**WHAT TO WORK ON**: Exactly as they stand, set down all of the records again.

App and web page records
::::::::

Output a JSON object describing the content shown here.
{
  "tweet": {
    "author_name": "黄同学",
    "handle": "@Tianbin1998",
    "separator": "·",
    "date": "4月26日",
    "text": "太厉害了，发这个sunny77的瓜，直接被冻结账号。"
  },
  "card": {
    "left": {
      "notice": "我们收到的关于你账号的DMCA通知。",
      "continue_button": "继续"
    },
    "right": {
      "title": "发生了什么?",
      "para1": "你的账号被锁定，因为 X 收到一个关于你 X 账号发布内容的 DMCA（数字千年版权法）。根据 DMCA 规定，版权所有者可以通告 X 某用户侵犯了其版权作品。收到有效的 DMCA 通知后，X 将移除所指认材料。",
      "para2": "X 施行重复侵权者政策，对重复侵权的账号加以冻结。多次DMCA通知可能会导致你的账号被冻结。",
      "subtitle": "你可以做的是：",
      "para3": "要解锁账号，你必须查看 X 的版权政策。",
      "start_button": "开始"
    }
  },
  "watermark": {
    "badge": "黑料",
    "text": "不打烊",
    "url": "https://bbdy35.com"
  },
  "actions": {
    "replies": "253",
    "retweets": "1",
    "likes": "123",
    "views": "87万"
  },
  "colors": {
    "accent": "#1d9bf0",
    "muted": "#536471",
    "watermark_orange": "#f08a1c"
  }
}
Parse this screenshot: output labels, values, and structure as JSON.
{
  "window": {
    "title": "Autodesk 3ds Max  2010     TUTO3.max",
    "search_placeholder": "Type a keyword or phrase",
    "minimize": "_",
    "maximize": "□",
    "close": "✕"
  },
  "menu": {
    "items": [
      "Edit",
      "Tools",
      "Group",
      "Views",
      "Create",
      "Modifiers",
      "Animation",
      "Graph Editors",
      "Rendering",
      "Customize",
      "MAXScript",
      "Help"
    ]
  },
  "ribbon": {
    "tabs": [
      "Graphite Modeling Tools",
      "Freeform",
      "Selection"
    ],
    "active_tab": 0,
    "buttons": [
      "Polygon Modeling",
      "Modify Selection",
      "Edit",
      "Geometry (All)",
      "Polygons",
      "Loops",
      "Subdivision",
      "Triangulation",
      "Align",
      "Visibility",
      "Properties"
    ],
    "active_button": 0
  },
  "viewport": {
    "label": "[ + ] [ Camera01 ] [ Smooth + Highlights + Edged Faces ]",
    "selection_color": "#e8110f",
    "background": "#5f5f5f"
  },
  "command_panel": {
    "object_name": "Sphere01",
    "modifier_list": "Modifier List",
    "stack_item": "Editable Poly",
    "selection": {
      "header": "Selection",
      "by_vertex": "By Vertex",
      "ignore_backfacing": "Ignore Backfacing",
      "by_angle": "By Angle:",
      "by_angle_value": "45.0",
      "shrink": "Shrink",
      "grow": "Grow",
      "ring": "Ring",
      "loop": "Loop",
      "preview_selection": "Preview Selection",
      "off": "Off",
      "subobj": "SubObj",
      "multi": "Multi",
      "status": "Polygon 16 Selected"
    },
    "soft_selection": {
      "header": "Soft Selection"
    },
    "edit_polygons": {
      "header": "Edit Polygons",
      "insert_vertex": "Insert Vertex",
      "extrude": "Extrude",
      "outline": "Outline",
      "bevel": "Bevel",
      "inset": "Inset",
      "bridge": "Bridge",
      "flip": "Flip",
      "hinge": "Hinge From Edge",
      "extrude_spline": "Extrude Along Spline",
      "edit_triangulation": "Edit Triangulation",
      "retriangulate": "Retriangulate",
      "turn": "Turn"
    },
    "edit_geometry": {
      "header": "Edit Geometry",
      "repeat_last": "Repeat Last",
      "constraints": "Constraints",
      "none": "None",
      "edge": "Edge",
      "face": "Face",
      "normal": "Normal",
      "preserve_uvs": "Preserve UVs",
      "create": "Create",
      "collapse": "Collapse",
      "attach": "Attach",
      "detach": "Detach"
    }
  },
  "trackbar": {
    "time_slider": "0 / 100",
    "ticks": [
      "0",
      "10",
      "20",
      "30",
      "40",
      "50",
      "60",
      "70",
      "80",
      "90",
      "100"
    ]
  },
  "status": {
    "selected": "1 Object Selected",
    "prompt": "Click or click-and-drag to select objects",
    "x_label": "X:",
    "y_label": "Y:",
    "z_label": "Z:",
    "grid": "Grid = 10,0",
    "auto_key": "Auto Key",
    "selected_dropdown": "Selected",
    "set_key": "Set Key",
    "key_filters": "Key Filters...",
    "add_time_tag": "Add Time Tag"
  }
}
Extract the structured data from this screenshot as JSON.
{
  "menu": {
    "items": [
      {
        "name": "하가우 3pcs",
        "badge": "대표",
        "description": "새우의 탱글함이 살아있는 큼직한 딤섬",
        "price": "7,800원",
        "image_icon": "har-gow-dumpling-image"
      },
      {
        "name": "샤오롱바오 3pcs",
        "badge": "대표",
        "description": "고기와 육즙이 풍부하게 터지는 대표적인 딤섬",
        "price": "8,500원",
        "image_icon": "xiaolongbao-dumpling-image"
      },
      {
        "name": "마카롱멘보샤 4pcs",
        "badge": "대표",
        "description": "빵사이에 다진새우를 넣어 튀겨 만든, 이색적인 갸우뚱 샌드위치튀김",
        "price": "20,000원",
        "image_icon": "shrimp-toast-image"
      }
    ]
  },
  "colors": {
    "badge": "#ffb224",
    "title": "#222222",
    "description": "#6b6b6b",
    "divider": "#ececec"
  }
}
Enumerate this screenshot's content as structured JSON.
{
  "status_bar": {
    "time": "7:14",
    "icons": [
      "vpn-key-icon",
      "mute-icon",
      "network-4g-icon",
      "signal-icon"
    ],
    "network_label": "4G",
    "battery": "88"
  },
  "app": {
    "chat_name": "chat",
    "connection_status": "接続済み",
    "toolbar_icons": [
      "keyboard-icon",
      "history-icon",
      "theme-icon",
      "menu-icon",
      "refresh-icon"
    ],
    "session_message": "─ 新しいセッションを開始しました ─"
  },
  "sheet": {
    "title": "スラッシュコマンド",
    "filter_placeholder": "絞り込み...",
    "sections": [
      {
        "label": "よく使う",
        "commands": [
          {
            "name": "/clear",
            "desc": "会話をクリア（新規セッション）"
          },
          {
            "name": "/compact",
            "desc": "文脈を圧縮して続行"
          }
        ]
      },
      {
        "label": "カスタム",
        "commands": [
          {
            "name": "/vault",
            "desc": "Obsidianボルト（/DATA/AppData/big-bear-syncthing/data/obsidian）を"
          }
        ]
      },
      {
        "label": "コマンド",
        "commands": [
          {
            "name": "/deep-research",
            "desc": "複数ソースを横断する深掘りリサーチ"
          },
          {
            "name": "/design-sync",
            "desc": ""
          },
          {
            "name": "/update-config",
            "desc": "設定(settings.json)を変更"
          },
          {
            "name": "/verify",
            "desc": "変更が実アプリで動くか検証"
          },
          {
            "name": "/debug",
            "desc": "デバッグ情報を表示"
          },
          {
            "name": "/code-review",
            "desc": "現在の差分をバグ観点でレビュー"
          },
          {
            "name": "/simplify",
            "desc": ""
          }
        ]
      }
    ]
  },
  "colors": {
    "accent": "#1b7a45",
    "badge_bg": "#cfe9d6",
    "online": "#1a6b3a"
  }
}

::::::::

**THE COMPLETED TASK**:
Output a JSON object describing the content shown here.
{
  "tweet": {
    "author_name": "黄同学",
    "handle": "@Tianbin1998",
    "separator": "·",
    "date": "4月26日",
    "text": "太厉害了，发这个sunny77的瓜，直接被冻结账号。"
  },
  "card": {
    "left": {
      "notice": "我们收到的关于你账号的DMCA通知。",
      "continue_button": "继续"
    },
    "right": {
      "title": "发生了什么?",
      "para1": "你的账号被锁定，因为 X 收到一个关于你 X 账号发布内容的 DMCA（数字千年版权法）。根据 DMCA 规定，版权所有者可以通告 X 某用户侵犯了其版权作品。收到有效的 DMCA 通知后，X 将移除所指认材料。",
      "para2": "X 施行重复侵权者政策，对重复侵权的账号加以冻结。多次DMCA通知可能会导致你的账号被冻结。",
      "subtitle": "你可以做的是：",
      "para3": "要解锁账号，你必须查看 X 的版权政策。",
      "start_button": "开始"
    }
  },
  "watermark": {
    "badge": "黑料",
    "text": "不打烊",
    "url": "https://bbdy35.com"
  },
  "actions": {
    "replies": "253",
    "retweets": "1",
    "likes": "123",
    "views": "87万"
  },
  "colors": {
    "accent": "#1d9bf0",
    "muted": "#536471",
    "watermark_orange": "#f08a1c"
  }
}
Parse this screenshot: output labels, values, and structure as JSON.
{
  "window": {
    "title": "Autodesk 3ds Max  2010     TUTO3.max",
    "search_placeholder": "Type a keyword or phrase",
    "minimize": "_",
    "maximize": "□",
    "close": "✕"
  },
  "menu": {
    "items": [
      "Edit",
      "Tools",
      "Group",
      "Views",
      "Create",
      "Modifiers",
      "Animation",
      "Graph Editors",
      "Rendering",
      "Customize",
      "MAXScript",
      "Help"
    ]
  },
  "ribbon": {
    "tabs": [
      "Graphite Modeling Tools",
      "Freeform",
      "Selection"
    ],
    "active_tab": 0,
    "buttons": [
      "Polygon Modeling",
      "Modify Selection",
      "Edit",
      "Geometry (All)",
      "Polygons",
      "Loops",
      "Subdivision",
      "Triangulation",
      "Align",
      "Visibility",
      "Properties"
    ],
    "active_button": 0
  },
  "viewport": {
    "label": "[ + ] [ Camera01 ] [ Smooth + Highlights + Edged Faces ]",
    "selection_color": "#e8110f",
    "background": "#5f5f5f"
  },
  "command_panel": {
    "object_name": "Sphere01",
    "modifier_list": "Modifier List",
    "stack_item": "Editable Poly",
    "selection": {
      "header": "Selection",
      "by_vertex": "By Vertex",
      "ignore_backfacing": "Ignore Backfacing",
      "by_angle": "By Angle:",
      "by_angle_value": "45.0",
      "shrink": "Shrink",
      "grow": "Grow",
      "ring": "Ring",
      "loop": "Loop",
      "preview_selection": "Preview Selection",
      "off": "Off",
      "subobj": "SubObj",
      "multi": "Multi",
      "status": "Polygon 16 Selected"
    },
    "soft_selection": {
      "header": "Soft Selection"
    },
    "edit_polygons": {
      "header": "Edit Polygons",
      "insert_vertex": "Insert Vertex",
      "extrude": "Extrude",
      "outline": "Outline",
      "bevel": "Bevel",
      "inset": "Inset",
      "bridge": "Bridge",
      "flip": "Flip",
      "hinge": "Hinge From Edge",
      "extrude_spline": "Extrude Along Spline",
      "edit_triangulation": "Edit Triangulation",
      "retriangulate": "Retriangulate",
      "turn": "Turn"
    },
    "edit_geometry": {
      "header": "Edit Geometry",
      "repeat_last": "Repeat Last",
      "constraints": "Constraints",
      "none": "None",
      "edge": "Edge",
      "face": "Face",
      "normal": "Normal",
      "preserve_uvs": "Preserve UVs",
      "create": "Create",
      "collapse": "Collapse",
      "attach": "Attach",
      "detach": "Detach"
    }
  },
  "trackbar": {
    "time_slider": "0 / 100",
    "ticks": [
      "0",
      "10",
      "20",
      "30",
      "40",
      "50",
      "60",
      "70",
      "80",
      "90",
      "100"
    ]
  },
  "status": {
    "selected": "1 Object Selected",
    "prompt": "Click or click-and-drag to select objects",
    "x_label": "X:",
    "y_label": "Y:",
    "z_label": "Z:",
    "grid": "Grid = 10,0",
    "auto_key": "Auto Key",
    "selected_dropdown": "Selected",
    "set_key": "Set Key",
    "key_filters": "Key Filters...",
    "add_time_tag": "Add Time Tag"
  }
}
Extract the structured data from this screenshot as JSON.
{
  "menu": {
    "items": [
      {
        "name": "하가우 3pcs",
        "badge": "대표",
        "description": "새우의 탱글함이 살아있는 큼직한 딤섬",
        "price": "7,800원",
        "image_icon": "har-gow-dumpling-image"
      },
      {
        "name": "샤오롱바오 3pcs",
        "badge": "대표",
        "description": "고기와 육즙이 풍부하게 터지는 대표적인 딤섬",
        "price": "8,500원",
        "image_icon": "xiaolongbao-dumpling-image"
      },
      {
        "name": "마카롱멘보샤 4pcs",
        "badge": "대표",
        "description": "빵사이에 다진새우를 넣어 튀겨 만든, 이색적인 갸우뚱 샌드위치튀김",
        "price": "20,000원",
        "image_icon": "shrimp-toast-image"
      }
    ]
  },
  "colors": {
    "badge": "#ffb224",
    "title": "#222222",
    "description": "#6b6b6b",
    "divider": "#ececec"
  }
}
Enumerate this screenshot's content as structured JSON.
{
  "status_bar": {
    "time": "7:14",
    "icons": [
      "vpn-key-icon",
      "mute-icon",
      "network-4g-icon",
      "signal-icon"
    ],
    "network_label": "4G",
    "battery": "88"
  },
  "app": {
    "chat_name": "chat",
    "connection_status": "接続済み",
    "toolbar_icons": [
      "keyboard-icon",
      "history-icon",
      "theme-icon",
      "menu-icon",
      "refresh-icon"
    ],
    "session_message": "─ 新しいセッションを開始しました ─"
  },
  "sheet": {
    "title": "スラッシュコマンド",
    "filter_placeholder": "絞り込み...",
    "sections": [
      {
        "label": "よく使う",
        "commands": [
          {
            "name": "/clear",
            "desc": "会話をクリア（新規セッション）"
          },
          {
            "name": "/compact",
            "desc": "文脈を圧縮して続行"
          }
        ]
      },
      {
        "label": "カスタム",
        "commands": [
          {
            "name": "/vault",
            "desc": "Obsidianボルト（/DATA/AppData/big-bear-syncthing/data/obsidian）を"
          }
        ]
      },
      {
        "label": "コマンド",
        "commands": [
          {
            "name": "/deep-research",
            "desc": "複数ソースを横断する深掘りリサーチ"
          },
          {
            "name": "/design-sync",
            "desc": ""
          },
          {
            "name": "/update-config",
            "desc": "設定(settings.json)を変更"
          },
          {
            "name": "/verify",
            "desc": "変更が実アプリで動くか検証"
          },
          {
            "name": "/debug",
            "desc": "デバッグ情報を表示"
          },
          {
            "name": "/code-review",
            "desc": "現在の差分をバグ観点でレビュー"
          },
          {
            "name": "/simplify",
            "desc": ""
          }
        ]
      }
    ]
  },
  "colors": {
    "accent": "#1b7a45",
    "badge_bg": "#cfe9d6",
    "online": "#1a6b3a"
  }
}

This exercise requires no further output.